Kentucky Child Support Above the Guidelines Revisited
In March, I wrote about Kentucky Child Support Above the Guidelines. At that time, the Kentucky Supreme Court heard Oral Arguments in McCarty v. Faried. As you may recall, the father in the case was Kenneth Faried, a Morehead State basketball star who has gone on to success with the Nuggets. At the beginning of last month, the Supreme Court ruled in the case. They overruled the Court of Appeals and supported the Trial Court.
The facts of the case are as follows: McCarty earns $1,050 per month from part-time employment at a gas station; Faried earns $1,434,665 from the NBA and $197,240 from an endorsement contract each year; McCarty believed that $5,000 per month in support would be sufficient to support the parties’ daughter; and Faried believed that $2,575 would be sufficient as he contended that many of McCarty’s expenses were “speculative”. The Trial Court ultimately ruled that $4,250 per month was an appropriate level of support and set forth specific supportive findings for the award, including a categorical list of the child’s needs and a detailed contrast of the child’s lifestyle with each parent.
Ultimately, the Supreme Court held that the Trial Court made specific findings about the child’s needs and supported those findings with the evidence submitted by the parties. Where the Court of Appeals had believed that the Trial Court had run afoul of prior case law, the Supreme Court found no error (and issued a cautionary statement about the interpretation of those cases).
So, for those of you keeping score, the rulings are now as follows:
- In Ciampa v. Ciampa, a Court of Appeals case in which the Father earned $817,673 per year and the Mother earned $52,404, Child Support in the amount of $5,800 per month was acceptable.
- In Ali v. Saed, a Court of Appeals case in which the Father earned $385,000 per year and the Mother received spousal support of $5,000 per month, Child Support in the amount of $3,500 was acceptable.
- In McCarty v. Faried, a Supreme Court Case in whihc the Father earned $1,631,905 and the Mother earned $12,600, Child Support in the amount of $4,250 per month was acceptable.
A few points of interest: 1) Mr. Faried’s new NBA contract is for around $12,000,000 (so he got a bargain), 2) the Supreme Court notes, with interest, that Mr. Faried’s fines of $12,000 in 2012 were for technical fouls (Kentucky is truly basketball obsessed), and 3) the Supreme Court uses the child’s name (which is not supposed to happen).
If your family is going through a change, please feel free to give me a call.
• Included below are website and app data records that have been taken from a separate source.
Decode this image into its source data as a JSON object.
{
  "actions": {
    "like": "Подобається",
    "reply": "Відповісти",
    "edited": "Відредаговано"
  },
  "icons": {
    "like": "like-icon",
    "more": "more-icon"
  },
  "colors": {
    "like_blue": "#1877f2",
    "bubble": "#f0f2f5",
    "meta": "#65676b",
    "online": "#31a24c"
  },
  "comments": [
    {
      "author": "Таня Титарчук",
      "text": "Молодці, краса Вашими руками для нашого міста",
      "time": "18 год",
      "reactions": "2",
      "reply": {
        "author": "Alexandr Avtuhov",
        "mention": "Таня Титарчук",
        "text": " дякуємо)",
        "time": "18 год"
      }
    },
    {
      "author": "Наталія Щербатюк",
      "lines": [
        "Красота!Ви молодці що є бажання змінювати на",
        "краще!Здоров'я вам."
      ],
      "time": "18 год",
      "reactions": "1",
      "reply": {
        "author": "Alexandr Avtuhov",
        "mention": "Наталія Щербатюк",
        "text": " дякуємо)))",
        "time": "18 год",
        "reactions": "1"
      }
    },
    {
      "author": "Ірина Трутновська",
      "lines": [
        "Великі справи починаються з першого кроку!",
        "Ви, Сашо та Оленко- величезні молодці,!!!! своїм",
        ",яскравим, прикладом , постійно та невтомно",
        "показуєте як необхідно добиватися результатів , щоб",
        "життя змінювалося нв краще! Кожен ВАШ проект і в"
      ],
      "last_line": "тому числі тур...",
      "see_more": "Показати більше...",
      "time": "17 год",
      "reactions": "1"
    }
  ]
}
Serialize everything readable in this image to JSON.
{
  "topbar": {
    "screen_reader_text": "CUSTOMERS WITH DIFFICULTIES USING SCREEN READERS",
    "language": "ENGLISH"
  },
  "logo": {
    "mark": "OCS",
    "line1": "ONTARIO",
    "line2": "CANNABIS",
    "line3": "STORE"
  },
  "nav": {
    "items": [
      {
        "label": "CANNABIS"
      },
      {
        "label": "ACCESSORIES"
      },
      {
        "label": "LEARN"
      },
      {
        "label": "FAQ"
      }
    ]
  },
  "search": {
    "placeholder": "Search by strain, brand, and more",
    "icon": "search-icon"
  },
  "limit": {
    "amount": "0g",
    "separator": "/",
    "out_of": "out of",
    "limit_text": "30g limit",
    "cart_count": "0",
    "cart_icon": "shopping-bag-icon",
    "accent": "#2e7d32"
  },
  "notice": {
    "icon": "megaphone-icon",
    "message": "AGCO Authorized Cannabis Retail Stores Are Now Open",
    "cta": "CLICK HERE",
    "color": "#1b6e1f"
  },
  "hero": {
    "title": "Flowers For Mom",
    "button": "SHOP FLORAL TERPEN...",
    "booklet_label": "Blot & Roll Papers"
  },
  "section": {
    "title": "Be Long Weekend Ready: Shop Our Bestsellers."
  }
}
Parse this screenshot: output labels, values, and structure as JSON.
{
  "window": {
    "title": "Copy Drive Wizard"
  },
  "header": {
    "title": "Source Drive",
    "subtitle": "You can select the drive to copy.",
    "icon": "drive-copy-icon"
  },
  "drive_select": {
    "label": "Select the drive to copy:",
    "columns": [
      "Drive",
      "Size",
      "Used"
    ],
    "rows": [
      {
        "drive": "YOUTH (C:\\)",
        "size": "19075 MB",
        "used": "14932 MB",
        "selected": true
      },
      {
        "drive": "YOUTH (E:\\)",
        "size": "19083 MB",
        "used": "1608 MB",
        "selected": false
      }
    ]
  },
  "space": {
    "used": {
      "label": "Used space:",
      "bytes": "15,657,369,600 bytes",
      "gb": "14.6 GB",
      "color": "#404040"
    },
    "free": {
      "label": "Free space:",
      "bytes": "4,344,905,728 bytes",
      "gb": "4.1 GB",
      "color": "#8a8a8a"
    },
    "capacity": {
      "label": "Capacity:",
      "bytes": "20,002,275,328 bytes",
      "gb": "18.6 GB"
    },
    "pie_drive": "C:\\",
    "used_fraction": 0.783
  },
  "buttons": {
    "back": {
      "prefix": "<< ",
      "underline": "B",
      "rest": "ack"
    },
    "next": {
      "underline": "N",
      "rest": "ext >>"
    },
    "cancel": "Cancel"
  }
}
Also, please feel free to learn more at jrlloydlaw.com or thelouisvilledivorceattorney.com or thelouisvilledivorcelawyer.com if you are not ready to talk. Thanks for reading.